Advantages of Retention BMPS
- BMPs help collect and divert stormwater runoff from streets, parking lots and driveways into the ground instead of draining directly into streams via storm drains/sewers.
- Infiltration increases groundwater recharge, which helps to reduce water pollution, a significant problem in some areas due to high rates of development and industrialization.
- Infiltration helps mitigate the effects of drought because more precipitation moving into an aquifer means there is more water available for use during dry spells.
- Help reduce inflow into MS4 collection systems and will reduce wet weather flow volumes and associated detention or treatment costs.
- Less water flowing through the collection system means less resources required for maintenance and reduced power consumption if the systems include pumps or other equipment saving significant operating costs over time.
- Infiltration also has benefits by improving the capacity of ecosystems, such as wetlands and streams, by providing cleaner water with less sediment and pollutants. Infiltrating groundwater allows for greater levels of dissolved oxygen when com- pared with non-infiltrated waters, helping healthier habitat for fish and other aquatic organisms living in these water bodies.
Disadvantages of Retention BMPS
The suitability of BMPs depends on the site conditions, which may prevent selection of retention BMPs, especially those relying on infiltration.
- Infiltration may adversely impact the stability of the soils and structures near the infiltration BMP locations.
- Infiltration may pollute and adversely impact the ground water if there is not enough separation to achieve removal of contaminant before the stormwater comingles with the groundwater.
- If the soil onsite is contaminated, then infiltrated stormwater will leach these contaminants and pollute the groundwater.
- Soil properties may not be suitable for infiltration or infiltration may be impacted overtime due to excessive sedimentation and poor maintenance.
The preferred BMP for stormwater treatment and reduction of runoff are infiltration BMPs that can mimic the natural hydrologic regime. A combination of both structural and non- structural retention BMPs implemented at multiple sites throughout the watershed will have a cumulative positive impact on managing the stormwater runoff within the watershed and urban areas. This overall effect will improve the downstream quality and health of our receiving waters.

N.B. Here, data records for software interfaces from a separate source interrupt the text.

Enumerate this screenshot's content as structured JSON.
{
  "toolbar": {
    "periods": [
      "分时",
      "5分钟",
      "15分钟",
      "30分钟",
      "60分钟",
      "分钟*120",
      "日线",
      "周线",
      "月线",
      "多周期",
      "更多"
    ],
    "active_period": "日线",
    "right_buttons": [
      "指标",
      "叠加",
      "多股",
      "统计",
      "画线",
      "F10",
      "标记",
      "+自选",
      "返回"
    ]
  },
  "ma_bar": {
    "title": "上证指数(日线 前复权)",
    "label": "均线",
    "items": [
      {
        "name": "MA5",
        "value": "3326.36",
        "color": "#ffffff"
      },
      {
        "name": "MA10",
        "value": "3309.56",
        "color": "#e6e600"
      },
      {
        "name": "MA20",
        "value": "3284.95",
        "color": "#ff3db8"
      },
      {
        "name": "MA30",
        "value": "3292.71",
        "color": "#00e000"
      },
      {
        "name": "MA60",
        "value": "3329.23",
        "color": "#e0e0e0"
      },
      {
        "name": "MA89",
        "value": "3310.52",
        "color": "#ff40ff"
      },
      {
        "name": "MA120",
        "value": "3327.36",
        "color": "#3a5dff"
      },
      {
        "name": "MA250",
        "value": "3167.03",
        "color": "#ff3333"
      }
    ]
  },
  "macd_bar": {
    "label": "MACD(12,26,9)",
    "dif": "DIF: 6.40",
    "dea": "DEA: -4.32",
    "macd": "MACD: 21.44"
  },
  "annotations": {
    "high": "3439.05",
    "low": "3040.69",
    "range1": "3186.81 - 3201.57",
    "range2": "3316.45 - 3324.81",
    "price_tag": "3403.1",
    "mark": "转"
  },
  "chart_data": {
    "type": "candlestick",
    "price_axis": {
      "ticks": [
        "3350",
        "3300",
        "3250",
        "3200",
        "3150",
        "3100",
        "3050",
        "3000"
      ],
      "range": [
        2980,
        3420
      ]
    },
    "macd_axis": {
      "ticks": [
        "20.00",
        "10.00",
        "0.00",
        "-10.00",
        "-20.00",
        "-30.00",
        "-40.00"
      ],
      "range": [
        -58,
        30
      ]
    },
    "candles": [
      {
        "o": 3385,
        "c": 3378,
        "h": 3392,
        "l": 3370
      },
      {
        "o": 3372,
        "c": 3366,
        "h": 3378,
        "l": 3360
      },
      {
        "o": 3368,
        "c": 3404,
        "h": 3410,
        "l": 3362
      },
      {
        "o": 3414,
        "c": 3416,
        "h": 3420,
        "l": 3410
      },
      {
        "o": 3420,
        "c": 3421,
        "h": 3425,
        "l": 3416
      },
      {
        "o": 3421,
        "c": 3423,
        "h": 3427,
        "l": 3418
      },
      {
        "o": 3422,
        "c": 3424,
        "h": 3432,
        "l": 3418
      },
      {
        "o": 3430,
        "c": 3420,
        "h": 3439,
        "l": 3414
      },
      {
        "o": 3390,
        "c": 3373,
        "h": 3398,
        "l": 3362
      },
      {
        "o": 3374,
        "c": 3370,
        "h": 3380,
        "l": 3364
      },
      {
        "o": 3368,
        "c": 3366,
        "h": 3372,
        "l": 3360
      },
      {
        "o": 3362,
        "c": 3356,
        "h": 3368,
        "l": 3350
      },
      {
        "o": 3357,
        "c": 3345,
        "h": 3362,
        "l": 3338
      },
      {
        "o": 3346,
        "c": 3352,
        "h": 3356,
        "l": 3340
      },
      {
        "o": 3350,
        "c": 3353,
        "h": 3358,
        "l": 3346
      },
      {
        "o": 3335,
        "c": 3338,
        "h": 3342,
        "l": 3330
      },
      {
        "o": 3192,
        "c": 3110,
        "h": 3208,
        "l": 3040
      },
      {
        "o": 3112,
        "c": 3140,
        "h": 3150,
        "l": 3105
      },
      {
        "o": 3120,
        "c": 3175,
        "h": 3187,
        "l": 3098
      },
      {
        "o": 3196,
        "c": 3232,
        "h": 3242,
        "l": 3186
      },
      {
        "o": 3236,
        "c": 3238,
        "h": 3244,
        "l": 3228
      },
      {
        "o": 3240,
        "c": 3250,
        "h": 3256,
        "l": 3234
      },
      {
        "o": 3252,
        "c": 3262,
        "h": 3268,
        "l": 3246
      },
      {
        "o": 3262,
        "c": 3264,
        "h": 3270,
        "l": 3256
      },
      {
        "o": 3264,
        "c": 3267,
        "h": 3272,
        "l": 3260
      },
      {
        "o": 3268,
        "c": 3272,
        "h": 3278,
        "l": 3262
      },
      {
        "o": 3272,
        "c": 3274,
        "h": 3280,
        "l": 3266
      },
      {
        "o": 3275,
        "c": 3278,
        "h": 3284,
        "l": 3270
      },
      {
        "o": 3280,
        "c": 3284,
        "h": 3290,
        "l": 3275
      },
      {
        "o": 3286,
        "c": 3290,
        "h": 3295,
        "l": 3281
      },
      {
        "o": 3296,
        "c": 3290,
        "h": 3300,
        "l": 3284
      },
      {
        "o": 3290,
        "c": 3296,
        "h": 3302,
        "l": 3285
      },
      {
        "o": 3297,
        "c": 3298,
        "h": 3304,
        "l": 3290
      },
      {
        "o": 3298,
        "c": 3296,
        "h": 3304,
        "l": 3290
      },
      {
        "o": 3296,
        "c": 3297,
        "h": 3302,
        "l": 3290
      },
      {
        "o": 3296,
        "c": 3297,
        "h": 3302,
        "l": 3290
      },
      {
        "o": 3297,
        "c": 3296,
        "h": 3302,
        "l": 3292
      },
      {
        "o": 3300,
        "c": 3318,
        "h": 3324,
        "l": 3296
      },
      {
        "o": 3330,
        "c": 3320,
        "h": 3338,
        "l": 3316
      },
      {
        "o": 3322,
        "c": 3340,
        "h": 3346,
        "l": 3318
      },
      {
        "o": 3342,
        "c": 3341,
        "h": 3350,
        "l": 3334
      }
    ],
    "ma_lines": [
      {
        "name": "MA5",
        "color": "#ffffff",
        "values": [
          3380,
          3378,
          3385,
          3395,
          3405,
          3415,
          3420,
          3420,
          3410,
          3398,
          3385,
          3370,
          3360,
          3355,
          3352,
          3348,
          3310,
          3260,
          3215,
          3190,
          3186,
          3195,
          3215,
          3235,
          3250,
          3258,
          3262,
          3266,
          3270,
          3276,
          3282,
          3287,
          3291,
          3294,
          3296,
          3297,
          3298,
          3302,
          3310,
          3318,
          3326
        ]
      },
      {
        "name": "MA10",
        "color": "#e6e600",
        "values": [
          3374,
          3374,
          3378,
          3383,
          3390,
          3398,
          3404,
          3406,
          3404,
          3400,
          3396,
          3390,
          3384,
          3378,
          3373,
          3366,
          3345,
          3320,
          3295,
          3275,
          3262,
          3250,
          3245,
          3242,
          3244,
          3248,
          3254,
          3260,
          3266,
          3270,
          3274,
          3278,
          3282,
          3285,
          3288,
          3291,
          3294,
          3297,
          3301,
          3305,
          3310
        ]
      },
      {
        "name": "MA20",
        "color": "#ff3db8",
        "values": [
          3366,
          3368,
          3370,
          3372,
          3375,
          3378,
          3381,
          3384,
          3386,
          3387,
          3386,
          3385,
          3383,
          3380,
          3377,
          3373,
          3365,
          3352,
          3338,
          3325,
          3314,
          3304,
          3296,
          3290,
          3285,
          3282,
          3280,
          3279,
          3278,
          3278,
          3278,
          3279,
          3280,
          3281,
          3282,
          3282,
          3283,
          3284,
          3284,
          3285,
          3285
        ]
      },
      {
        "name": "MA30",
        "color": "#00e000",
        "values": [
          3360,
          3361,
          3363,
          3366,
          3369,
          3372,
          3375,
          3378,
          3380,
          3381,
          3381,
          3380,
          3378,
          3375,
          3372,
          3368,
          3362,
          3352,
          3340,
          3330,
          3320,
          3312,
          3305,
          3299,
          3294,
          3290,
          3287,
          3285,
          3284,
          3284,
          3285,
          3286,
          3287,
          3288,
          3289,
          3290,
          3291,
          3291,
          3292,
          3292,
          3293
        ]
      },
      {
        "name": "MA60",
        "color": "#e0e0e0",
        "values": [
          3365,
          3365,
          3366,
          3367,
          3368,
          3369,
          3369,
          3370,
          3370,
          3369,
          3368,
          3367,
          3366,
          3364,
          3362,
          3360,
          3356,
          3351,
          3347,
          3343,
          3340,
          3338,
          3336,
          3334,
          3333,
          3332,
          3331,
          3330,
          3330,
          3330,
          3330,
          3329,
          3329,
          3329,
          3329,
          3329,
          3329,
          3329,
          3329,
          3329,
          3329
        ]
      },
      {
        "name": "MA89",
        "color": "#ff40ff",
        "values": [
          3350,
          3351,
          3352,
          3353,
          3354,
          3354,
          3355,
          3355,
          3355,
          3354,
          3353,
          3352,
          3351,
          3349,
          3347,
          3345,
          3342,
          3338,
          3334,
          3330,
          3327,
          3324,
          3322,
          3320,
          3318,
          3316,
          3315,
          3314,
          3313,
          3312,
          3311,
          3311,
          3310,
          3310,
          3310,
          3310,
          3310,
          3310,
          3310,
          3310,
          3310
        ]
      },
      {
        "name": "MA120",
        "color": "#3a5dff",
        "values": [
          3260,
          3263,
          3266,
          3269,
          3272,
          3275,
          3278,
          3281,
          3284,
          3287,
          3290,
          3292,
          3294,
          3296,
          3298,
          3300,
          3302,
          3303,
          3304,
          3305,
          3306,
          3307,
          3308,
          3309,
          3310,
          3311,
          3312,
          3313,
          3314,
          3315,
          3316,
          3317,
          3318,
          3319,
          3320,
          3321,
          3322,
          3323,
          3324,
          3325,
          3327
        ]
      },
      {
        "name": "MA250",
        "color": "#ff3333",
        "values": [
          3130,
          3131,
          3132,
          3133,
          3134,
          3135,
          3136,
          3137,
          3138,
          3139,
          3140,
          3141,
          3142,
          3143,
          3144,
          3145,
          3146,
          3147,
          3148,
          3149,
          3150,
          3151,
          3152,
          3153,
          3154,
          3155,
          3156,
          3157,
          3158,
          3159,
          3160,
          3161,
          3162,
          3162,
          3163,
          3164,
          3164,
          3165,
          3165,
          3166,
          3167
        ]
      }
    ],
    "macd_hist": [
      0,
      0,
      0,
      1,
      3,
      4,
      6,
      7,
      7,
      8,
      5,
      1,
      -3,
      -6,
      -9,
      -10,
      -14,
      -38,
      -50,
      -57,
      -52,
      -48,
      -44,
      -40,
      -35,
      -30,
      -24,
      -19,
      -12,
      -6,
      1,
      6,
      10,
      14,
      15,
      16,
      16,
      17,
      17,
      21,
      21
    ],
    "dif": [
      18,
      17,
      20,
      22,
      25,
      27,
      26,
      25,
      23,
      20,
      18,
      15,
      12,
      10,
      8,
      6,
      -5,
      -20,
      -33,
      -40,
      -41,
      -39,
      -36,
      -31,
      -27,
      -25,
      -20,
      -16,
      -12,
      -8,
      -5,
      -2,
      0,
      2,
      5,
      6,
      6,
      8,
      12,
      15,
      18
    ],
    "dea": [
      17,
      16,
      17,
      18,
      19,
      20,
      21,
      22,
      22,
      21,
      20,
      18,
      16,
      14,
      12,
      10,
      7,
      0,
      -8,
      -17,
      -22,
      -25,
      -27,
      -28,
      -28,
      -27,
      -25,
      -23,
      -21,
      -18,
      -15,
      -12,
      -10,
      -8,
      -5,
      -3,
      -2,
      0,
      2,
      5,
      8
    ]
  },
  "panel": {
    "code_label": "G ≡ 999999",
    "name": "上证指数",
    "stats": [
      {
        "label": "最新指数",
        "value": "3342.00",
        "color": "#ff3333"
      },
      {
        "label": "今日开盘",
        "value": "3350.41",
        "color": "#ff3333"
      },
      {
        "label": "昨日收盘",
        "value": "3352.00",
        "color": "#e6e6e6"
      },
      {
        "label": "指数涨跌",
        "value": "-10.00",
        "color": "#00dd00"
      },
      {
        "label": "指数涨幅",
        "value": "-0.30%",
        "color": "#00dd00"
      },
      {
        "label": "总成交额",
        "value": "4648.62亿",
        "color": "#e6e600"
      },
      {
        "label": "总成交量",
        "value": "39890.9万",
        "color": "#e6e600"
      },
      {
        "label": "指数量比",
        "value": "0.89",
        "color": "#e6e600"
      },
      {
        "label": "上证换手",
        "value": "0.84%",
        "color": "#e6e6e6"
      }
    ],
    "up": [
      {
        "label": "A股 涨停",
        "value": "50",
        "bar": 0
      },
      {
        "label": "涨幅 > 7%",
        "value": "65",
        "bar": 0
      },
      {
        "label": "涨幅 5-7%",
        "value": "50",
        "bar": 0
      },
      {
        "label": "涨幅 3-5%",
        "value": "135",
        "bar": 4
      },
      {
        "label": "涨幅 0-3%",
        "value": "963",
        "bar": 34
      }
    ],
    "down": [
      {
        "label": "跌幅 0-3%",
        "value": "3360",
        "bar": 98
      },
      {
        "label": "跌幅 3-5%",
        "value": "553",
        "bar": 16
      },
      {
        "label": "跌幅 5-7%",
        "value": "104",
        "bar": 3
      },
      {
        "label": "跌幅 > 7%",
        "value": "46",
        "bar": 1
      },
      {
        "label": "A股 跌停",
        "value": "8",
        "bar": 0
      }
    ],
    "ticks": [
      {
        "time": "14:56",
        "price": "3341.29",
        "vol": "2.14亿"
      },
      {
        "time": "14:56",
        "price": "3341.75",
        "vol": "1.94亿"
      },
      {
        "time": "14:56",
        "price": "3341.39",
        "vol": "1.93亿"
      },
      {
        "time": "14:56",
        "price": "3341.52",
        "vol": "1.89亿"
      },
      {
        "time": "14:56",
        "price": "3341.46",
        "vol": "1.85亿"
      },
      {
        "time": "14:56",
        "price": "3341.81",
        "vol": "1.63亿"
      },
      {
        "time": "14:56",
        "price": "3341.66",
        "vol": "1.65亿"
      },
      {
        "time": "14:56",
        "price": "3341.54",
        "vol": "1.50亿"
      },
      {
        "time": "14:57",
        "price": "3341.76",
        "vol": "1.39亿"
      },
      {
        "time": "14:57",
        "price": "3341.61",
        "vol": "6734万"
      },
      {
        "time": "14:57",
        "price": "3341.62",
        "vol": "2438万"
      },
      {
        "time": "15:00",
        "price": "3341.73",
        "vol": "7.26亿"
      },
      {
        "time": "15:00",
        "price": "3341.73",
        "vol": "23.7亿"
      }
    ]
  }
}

Kiran Pallachulla is a senior water resources engineer at NV5. Pallachulla can be reached at [email protected].